The British general election, 1713 produced further gains for the governing Tory party. Since 1710 Robert Harley had led a government appointed after the downfall of the Whig Junto, attempting to pursue a moderate and non-controversial policy, but had increasingly struggled to deal with the extreme Tory backbenchers who were frustrated by the lack of support for anti-dissenter legislation. The government remained popular with the electorate, however, having helped to end the War of the Spanish Succession and agreeing on the Treaty of Utrecht. The Tories consequently made further gains against the Whigs, making Harley's job even more difficult. Contests were held in 94 constituencies in England and Wales, some 35 per cent of the total, reflecting a decline in partisan tension and the Whigs' belief that they were unlikely to win anyway.

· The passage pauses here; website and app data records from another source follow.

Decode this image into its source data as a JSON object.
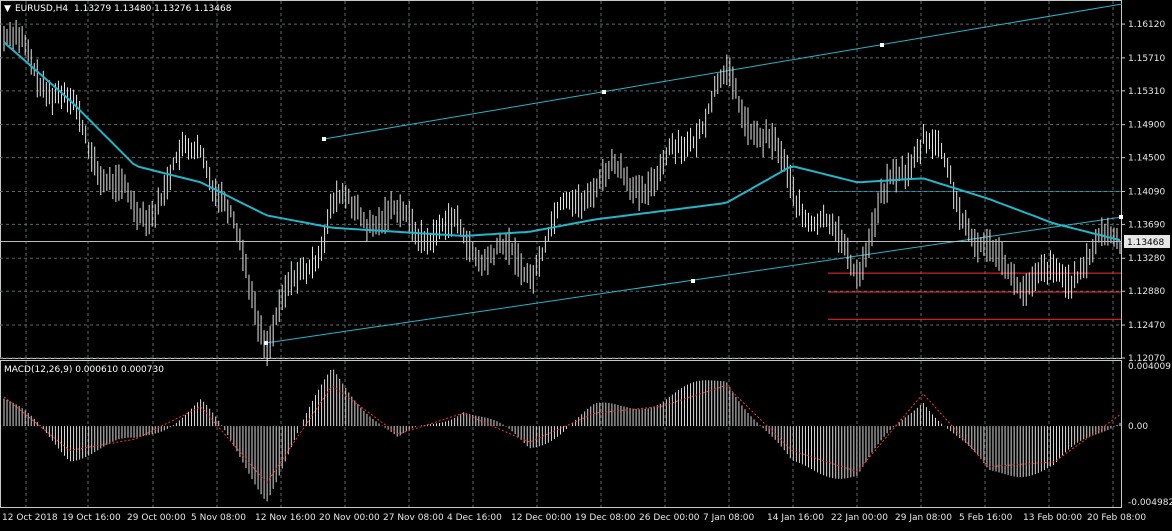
{
  "header": {
    "symbol_tf": "EURUSD,H4",
    "ohlc": "1.13279 1.13480 1.13276 1.13468"
  },
  "price_panel": {
    "current_price_label": "1.13468",
    "y_ticks": [
      "1.16120",
      "1.15710",
      "1.15310",
      "1.14900",
      "1.14500",
      "1.14090",
      "1.13690",
      "1.13280",
      "1.12880",
      "1.12470",
      "1.12070"
    ]
  },
  "macd_panel": {
    "label": "MACD(12,26,9) 0.000610 0.000730",
    "y_ticks": [
      "0.004009",
      "0.00",
      "-0.004982"
    ]
  },
  "x_axis": {
    "labels": [
      "12 Oct 2018",
      "19 Oct 16:00",
      "29 Oct 00:00",
      "5 Nov 08:00",
      "12 Nov 16:00",
      "20 Nov 00:00",
      "27 Nov 08:00",
      "4 Dec 16:00",
      "12 Dec 00:00",
      "19 Dec 08:00",
      "26 Dec 00:00",
      "7 Jan 08:00",
      "14 Jan 16:00",
      "22 Jan 00:00",
      "29 Jan 08:00",
      "5 Feb 16:00",
      "13 Feb 00:00",
      "20 Feb 08:00"
    ]
  },
  "colors": {
    "background": "#000000",
    "bars": "#e6e6e6",
    "moving_average": "#21b6c9",
    "channel": "#21b6c9",
    "horizontal_levels": "#ff2b2b",
    "macd_hist": "#d8d8d8",
    "macd_signal": "#ff3030",
    "price_label_bg": "#e6e6e6"
  },
  "chart_data": [
    {
      "type": "line",
      "title": "EURUSD,H4",
      "x": [
        "12 Oct 2018",
        "19 Oct 16:00",
        "29 Oct 00:00",
        "5 Nov 08:00",
        "12 Nov 16:00",
        "20 Nov 00:00",
        "27 Nov 08:00",
        "4 Dec 16:00",
        "12 Dec 00:00",
        "19 Dec 08:00",
        "26 Dec 00:00",
        "7 Jan 08:00",
        "14 Jan 16:00",
        "22 Jan 00:00",
        "29 Jan 08:00",
        "5 Feb 16:00",
        "13 Feb 00:00",
        "20 Feb 08:00"
      ],
      "series": [
        {
          "values": [
            1.1595,
            1.15,
            1.139,
            1.146,
            1.1235,
            1.1395,
            1.136,
            1.1365,
            1.1315,
            1.142,
            1.144,
            1.153,
            1.142,
            1.133,
            1.147,
            1.134,
            1.129,
            1.1346
          ]
        },
        {
          "values": [
            1.159,
            1.152,
            1.144,
            1.142,
            1.138,
            1.1365,
            1.136,
            1.1355,
            1.136,
            1.1375,
            1.1385,
            1.1395,
            1.144,
            1.142,
            1.1425,
            1.14,
            1.137,
            1.135
          ]
        }
      ],
      "ylim": [
        1.1207,
        1.164
      ],
      "grid": true
    },
    {
      "type": "bar",
      "title": "MACD(12,26,9) 0.000610 0.000730",
      "x": [
        "12 Oct 2018",
        "19 Oct 16:00",
        "29 Oct 00:00",
        "5 Nov 08:00",
        "12 Nov 16:00",
        "20 Nov 00:00",
        "27 Nov 08:00",
        "4 Dec 16:00",
        "12 Dec 00:00",
        "19 Dec 08:00",
        "26 Dec 00:00",
        "7 Jan 08:00",
        "14 Jan 16:00",
        "22 Jan 00:00",
        "29 Jan 08:00",
        "5 Feb 16:00",
        "13 Feb 00:00",
        "20 Feb 08:00"
      ],
      "series": [
        {
          "values": [
            0.0017,
            -0.0018,
            -0.001,
            0.0015,
            -0.0043,
            0.0035,
            -0.001,
            0.0012,
            -0.0013,
            0.001,
            0.0016,
            0.003,
            -0.0025,
            -0.003,
            0.0018,
            -0.003,
            -0.0025,
            0.0006
          ]
        },
        {
          "values": [
            0.0018,
            -0.0015,
            -0.0008,
            0.0012,
            -0.0035,
            0.0025,
            -0.0005,
            0.0008,
            -0.001,
            0.0008,
            0.0012,
            0.0025,
            -0.0015,
            -0.0028,
            0.002,
            -0.0025,
            -0.0022,
            0.0007
          ]
        }
      ],
      "ylim": [
        -0.004982,
        0.004009
      ],
      "grid": true
    }
  ]
}
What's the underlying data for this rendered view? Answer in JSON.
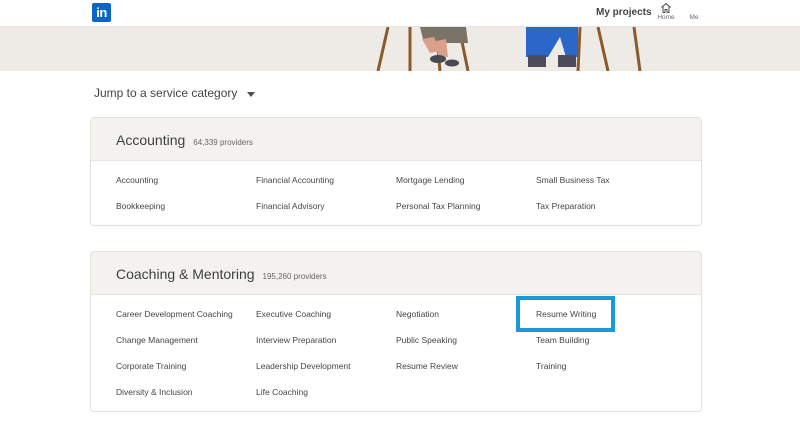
{
  "header": {
    "logo_text": "in",
    "my_projects": "My projects",
    "nav": {
      "home": "Home",
      "me": "Me"
    }
  },
  "jump": {
    "label": "Jump to a service category"
  },
  "categories": [
    {
      "title": "Accounting",
      "count": "64,339 providers",
      "columns": [
        [
          "Accounting",
          "Bookkeeping"
        ],
        [
          "Financial Accounting",
          "Financial Advisory"
        ],
        [
          "Mortgage Lending",
          "Personal Tax Planning"
        ],
        [
          "Small Business Tax",
          "Tax Preparation"
        ]
      ]
    },
    {
      "title": "Coaching & Mentoring",
      "count": "195,260 providers",
      "columns": [
        [
          "Career Development Coaching",
          "Change Management",
          "Corporate Training",
          "Diversity & Inclusion"
        ],
        [
          "Executive Coaching",
          "Interview Preparation",
          "Leadership Development",
          "Life Coaching"
        ],
        [
          "Negotiation",
          "Public Speaking",
          "Resume Review"
        ],
        [
          "Resume Writing",
          "Team Building",
          "Training"
        ]
      ]
    }
  ],
  "colors": {
    "linkedin_blue": "#0a66c2",
    "highlight": "#1a9bd7",
    "card_header_bg": "#f3f2ef",
    "hero_bg": "#eeebe6"
  }
}
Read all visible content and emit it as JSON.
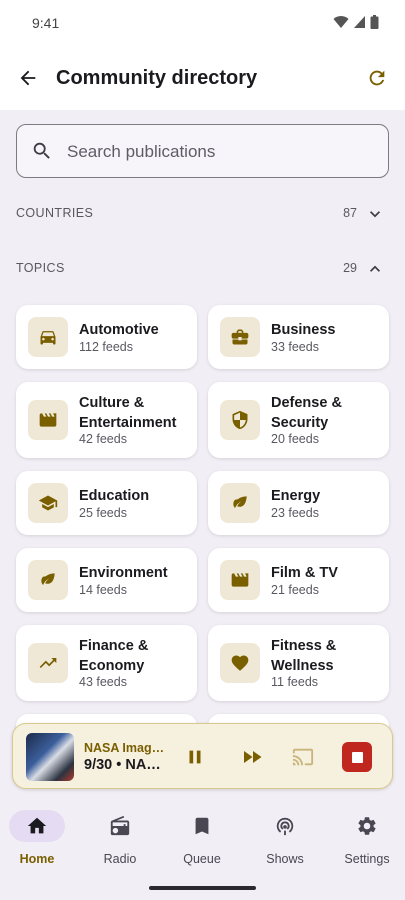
{
  "status_bar": {
    "time": "9:41"
  },
  "app_bar": {
    "title": "Community directory"
  },
  "search": {
    "placeholder": "Search publications"
  },
  "sections": {
    "countries": {
      "label": "COUNTRIES",
      "count": "87"
    },
    "topics": {
      "label": "TOPICS",
      "count": "29"
    }
  },
  "topics": [
    {
      "name": "Automotive",
      "feeds": "112 feeds",
      "icon": "car-icon"
    },
    {
      "name": "Business",
      "feeds": "33 feeds",
      "icon": "briefcase-icon"
    },
    {
      "name": "Culture & Entertainment",
      "feeds": "42 feeds",
      "icon": "clapperboard-icon"
    },
    {
      "name": "Defense & Security",
      "feeds": "20 feeds",
      "icon": "shield-icon"
    },
    {
      "name": "Education",
      "feeds": "25 feeds",
      "icon": "graduation-cap-icon"
    },
    {
      "name": "Energy",
      "feeds": "23 feeds",
      "icon": "leaf-icon"
    },
    {
      "name": "Environment",
      "feeds": "14 feeds",
      "icon": "leaf-icon"
    },
    {
      "name": "Film & TV",
      "feeds": "21 feeds",
      "icon": "clapperboard-icon"
    },
    {
      "name": "Finance & Economy",
      "feeds": "43 feeds",
      "icon": "trending-up-icon"
    },
    {
      "name": "Fitness & Wellness",
      "feeds": "11 feeds",
      "icon": "heart-icon"
    }
  ],
  "player": {
    "title": "NASA Imag…",
    "subtitle": "9/30 • NA…"
  },
  "bottom_nav": [
    {
      "label": "Home",
      "icon": "home-icon",
      "active": true
    },
    {
      "label": "Radio",
      "icon": "radio-icon",
      "active": false
    },
    {
      "label": "Queue",
      "icon": "bookmark-icon",
      "active": false
    },
    {
      "label": "Shows",
      "icon": "podcast-icon",
      "active": false
    },
    {
      "label": "Settings",
      "icon": "gear-icon",
      "active": false
    }
  ],
  "colors": {
    "accent": "#7a5f00",
    "badge_bg": "#efe8d6",
    "stop": "#c0281f",
    "nav_active_bg": "#e5dbf2"
  }
}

The general election was held between 22 August 1713 and 12 November 1713. At this period elections did not take place at the same time in every constituency. The returning officer in each county or parliamentary borough fixed the precise date (see hustings for details of the conduct of the elections).